Friday, April 13, 2007

Into the Labyrinths

One of my favorite writers, William Gibson (the man who coined the word "cyberspace"), has a new novel coming out soon, but in the meantime he's using his blog to tease fans with lots of juxtapositions that achieve his artistic goal of showing how "reality" is actually as whacked-out
as any science fiction or fantasy novel. Here, he pits a scholar's take on Karl Rove's incredible, insane interest in the G.W. Bush library against Borges, with the Argentian's vision being the far less lunatic and frightening.

The Bush Library Blog
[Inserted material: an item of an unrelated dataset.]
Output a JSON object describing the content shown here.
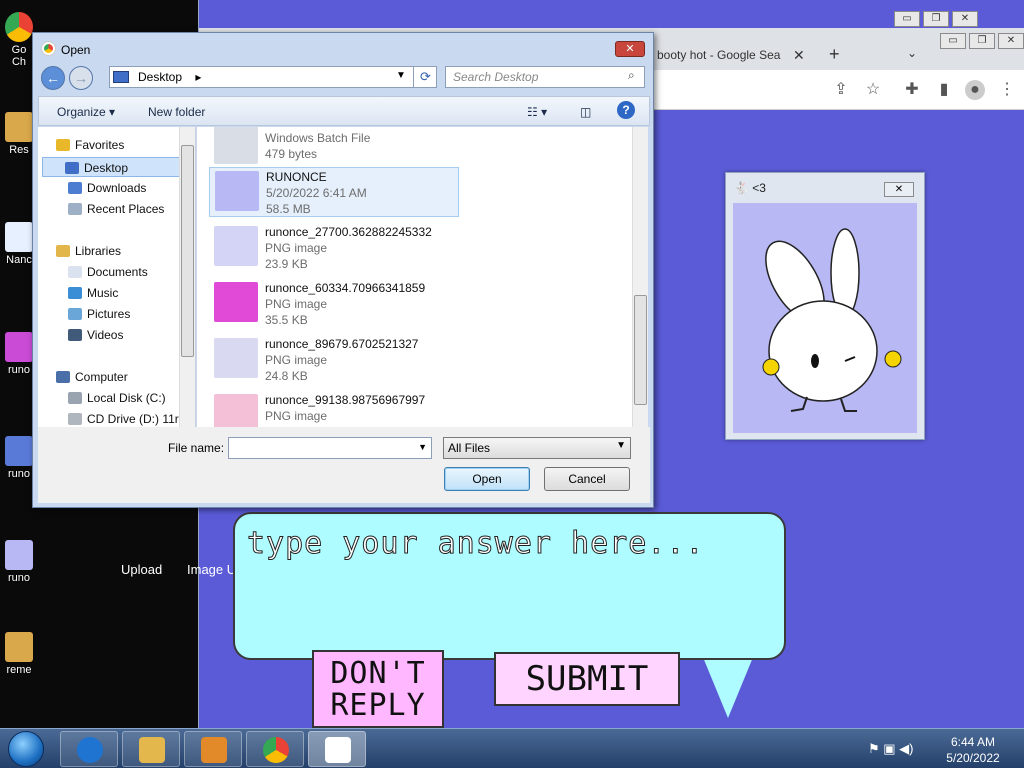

The Bush people, they told me, have been scoping out research facilities, taking a look at how institutions try to set themselves up to house both archival records open to a wide range of researchers and provide a productive working environment for fellows. The person leading this effort was nobody other than Karl Rove. . . . Rove is personally going around to these libraries, meeting with their directors and checking out their facilities. According to one colleague, he seems to know exactly what the square footage of the building will be and where it will be located on campus. . . . The Bush administration's continued political collapse... makes the library-museum-institute complex all the more valuable to the Bush people: especially after the crushing defeat in the last Congressional election, the complex may be all that they will have left to leverage to secure their place in history.
Jorge Luis Borges:
It was two years since I had discovered, in a volume of a pirated encyclopaedia, a brief description of a false country; now, chance was showing me something much more valuable, something to be reckoned with. Now, I had in my hands a substantial fragment of the complete history of an unknown planet, with its architecture and its playing cards, its mythological terrors and the sound of its dialects, its emperors and its oceans, its minerals, its birds, and its fishes, its algebra and its fire, its theological and metaphysical arguments, all clearly stated, coherent, without any apparent dogmatic intention or parodic undertone.